Get ready for rest

  • Create a sleep ritual which calms you down and prepares your body and mind for rest. Some people find it helpful to do some relaxation, gentle stretching or breathing exercises. Alternatively, you can dim the lights and sit calmly with a hot drink and a book. Avoid using technology during this period, as the blue light can keep you awake. 
  • Have a hot shower or bath an hour or so before bed. We tend to feel sleepy when our body temperature drops. Having a shower or bath will raise your body temperature and make you feel sleepy as you cool down. 
  • Only try to sleep when you feel sleepy. Don’t try to force sleep, as this will just cause frustration and keep you awake longer. 
  • Many people with sleep problems fall into the habit of watching the clock too much. Don’t do this, as clock watching can wake you up and create anxiety about not being able to sleep (e.g., “Oh no, it’s only 4 hours before I have to wake up”)
  • If you can’t sleep after about 15 minutes, get up and do something else. Lying in bed in pain and feeling frustrated won’t help. Try doing something quiet and calming for a while and return to bed when you are sleepy.

Adapt your activity

  • Try not to alter your daytime activities based on the amount of sleep you got the night before. This can disrupt your sleep pattern and reinforce insomnia. Instead, try to keep your daily activities the same, even if you feel tired.  
  • Regular exercise has been shown to help with sleep problems. On the other hand, physical inactivity is disruptive to sleep. Find a healthy activity pattern for you and stick to it. However, avoid doing strenuous exercise right before bed.
  • Avoid mentally stimulating activity right before bed, as this can make it harder to wind down and get to sleep. For example, loud music, stimulating conversations, and complex problem solving should be avoided before bed. 

Mind what you put in your body

  • Avoid consuming caffeine and other stimulants for at least 4-6 hours before bed. These substances increase alertness and interfere with falling asleep. Also avoid these substances if you wake up during the night.
  • Avoid alcohol for at least 4-6 hours before bed. Although many people believe alcohol helps with falling asleep, it actually interferes significantly with sleep quality. Alcohol often causes people to wake earlier and feel unrested. 
  • Don’t try to sleep on a full stomach, as this can interfere with sleep.
  • If you are hungry before bed, eat something very light. Try to avoid sugary snacks, which will give you a spike in energy.

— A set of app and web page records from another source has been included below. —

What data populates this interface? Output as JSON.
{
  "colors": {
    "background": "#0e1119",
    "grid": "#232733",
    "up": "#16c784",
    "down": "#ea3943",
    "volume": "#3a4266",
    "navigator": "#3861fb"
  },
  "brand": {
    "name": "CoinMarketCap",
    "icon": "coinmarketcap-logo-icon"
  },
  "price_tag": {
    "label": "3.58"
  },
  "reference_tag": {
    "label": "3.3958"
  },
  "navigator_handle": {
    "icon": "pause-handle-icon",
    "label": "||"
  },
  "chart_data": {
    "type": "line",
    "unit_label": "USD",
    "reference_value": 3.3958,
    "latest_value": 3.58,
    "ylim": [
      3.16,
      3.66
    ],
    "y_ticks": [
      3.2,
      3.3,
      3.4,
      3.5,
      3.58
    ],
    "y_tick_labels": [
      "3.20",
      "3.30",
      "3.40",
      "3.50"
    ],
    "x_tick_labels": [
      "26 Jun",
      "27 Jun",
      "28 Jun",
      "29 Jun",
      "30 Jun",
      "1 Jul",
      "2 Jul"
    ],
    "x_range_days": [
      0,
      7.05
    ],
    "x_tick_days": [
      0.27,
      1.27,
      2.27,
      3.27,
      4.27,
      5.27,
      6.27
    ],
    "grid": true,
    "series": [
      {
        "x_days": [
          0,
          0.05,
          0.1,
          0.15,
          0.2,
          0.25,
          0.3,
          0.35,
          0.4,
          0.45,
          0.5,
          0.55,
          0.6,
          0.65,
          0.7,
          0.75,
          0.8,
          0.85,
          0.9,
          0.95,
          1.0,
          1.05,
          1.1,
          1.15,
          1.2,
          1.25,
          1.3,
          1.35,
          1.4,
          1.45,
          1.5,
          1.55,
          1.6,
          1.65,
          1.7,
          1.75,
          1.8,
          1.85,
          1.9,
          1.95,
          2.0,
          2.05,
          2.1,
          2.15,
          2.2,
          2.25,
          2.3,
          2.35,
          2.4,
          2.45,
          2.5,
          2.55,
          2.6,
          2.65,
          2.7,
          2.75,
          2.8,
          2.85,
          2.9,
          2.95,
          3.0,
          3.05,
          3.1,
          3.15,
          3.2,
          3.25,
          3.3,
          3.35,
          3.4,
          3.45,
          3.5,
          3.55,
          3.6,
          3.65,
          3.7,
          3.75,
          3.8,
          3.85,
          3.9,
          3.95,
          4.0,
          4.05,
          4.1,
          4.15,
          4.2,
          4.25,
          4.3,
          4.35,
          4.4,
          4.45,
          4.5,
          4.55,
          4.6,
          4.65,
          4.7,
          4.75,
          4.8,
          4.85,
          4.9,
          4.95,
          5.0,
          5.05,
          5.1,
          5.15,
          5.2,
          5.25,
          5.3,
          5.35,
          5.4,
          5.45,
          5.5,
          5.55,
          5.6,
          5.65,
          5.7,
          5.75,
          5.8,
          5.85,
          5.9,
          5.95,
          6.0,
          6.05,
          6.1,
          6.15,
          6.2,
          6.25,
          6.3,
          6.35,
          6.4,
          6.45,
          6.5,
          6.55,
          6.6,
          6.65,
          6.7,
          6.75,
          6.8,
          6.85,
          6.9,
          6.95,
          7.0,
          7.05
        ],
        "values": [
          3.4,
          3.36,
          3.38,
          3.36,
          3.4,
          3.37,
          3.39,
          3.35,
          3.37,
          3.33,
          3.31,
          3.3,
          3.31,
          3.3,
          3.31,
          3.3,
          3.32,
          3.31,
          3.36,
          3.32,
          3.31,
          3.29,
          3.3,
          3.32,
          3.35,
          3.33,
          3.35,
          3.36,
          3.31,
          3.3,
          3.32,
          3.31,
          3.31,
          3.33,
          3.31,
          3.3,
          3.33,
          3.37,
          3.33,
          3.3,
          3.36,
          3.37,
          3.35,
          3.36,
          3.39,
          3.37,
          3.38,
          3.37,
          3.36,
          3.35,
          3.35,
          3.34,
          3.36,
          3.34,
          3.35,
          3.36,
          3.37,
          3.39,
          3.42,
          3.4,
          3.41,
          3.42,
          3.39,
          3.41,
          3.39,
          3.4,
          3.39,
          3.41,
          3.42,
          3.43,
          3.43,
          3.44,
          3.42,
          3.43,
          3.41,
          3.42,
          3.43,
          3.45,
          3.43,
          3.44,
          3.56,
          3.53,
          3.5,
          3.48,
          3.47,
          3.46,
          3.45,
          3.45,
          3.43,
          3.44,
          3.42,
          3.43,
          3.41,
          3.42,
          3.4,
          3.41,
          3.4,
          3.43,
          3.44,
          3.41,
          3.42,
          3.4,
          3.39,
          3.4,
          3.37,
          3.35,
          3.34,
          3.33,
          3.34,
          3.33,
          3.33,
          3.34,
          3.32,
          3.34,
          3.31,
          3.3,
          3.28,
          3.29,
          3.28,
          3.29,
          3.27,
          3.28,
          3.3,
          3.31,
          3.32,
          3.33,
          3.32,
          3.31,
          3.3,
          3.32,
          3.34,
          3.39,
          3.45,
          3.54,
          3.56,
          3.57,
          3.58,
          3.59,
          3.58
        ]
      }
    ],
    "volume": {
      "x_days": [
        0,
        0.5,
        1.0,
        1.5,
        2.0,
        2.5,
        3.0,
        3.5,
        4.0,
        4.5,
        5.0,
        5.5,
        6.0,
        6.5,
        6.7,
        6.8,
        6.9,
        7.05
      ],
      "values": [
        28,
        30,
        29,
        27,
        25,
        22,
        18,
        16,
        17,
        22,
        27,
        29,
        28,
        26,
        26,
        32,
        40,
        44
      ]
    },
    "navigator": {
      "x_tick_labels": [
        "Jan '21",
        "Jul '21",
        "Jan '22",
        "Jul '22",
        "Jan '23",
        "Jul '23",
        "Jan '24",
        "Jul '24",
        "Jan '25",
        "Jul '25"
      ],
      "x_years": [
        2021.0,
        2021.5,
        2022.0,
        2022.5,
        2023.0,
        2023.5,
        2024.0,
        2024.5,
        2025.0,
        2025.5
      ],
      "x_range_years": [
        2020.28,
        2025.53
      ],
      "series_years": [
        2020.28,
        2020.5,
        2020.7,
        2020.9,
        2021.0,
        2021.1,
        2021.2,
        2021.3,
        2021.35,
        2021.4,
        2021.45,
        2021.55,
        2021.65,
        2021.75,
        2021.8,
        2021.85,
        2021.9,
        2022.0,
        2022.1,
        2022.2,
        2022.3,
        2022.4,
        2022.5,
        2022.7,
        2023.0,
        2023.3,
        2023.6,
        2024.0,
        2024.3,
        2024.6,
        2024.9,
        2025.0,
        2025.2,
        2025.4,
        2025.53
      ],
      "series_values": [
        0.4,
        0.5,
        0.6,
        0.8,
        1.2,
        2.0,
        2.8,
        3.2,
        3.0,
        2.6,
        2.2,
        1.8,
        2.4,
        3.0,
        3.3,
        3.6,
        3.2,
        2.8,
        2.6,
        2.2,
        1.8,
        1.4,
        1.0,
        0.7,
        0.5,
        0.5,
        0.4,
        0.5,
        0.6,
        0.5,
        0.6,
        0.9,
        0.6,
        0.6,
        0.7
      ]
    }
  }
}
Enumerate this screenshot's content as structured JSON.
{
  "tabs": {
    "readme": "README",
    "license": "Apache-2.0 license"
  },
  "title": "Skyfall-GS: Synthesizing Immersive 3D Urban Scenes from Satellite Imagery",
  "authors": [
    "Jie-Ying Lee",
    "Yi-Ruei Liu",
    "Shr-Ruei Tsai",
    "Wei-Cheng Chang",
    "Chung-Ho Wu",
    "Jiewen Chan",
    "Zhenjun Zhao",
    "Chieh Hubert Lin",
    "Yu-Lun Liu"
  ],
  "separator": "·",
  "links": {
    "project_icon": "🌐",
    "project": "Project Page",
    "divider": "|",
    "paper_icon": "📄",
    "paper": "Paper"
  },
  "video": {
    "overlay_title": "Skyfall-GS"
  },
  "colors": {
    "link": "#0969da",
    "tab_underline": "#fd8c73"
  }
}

Try out these simple sleep hygiene techniques to improve your sleep. Of course, there are other things that interfere with good sleep, including negative thoughts and beliefs about sleep. For example, assuming the worst (e.g., “I haven’t slept so I won’t cope with today”) or holding unrealistic expectations about sleep (e.g., “I should always get 10 hours of sleep per night”) can cause problems. Challenging these thoughts is an important part of healthy sleeping. We will talk more about how to challenge unhelpful thoughts next week.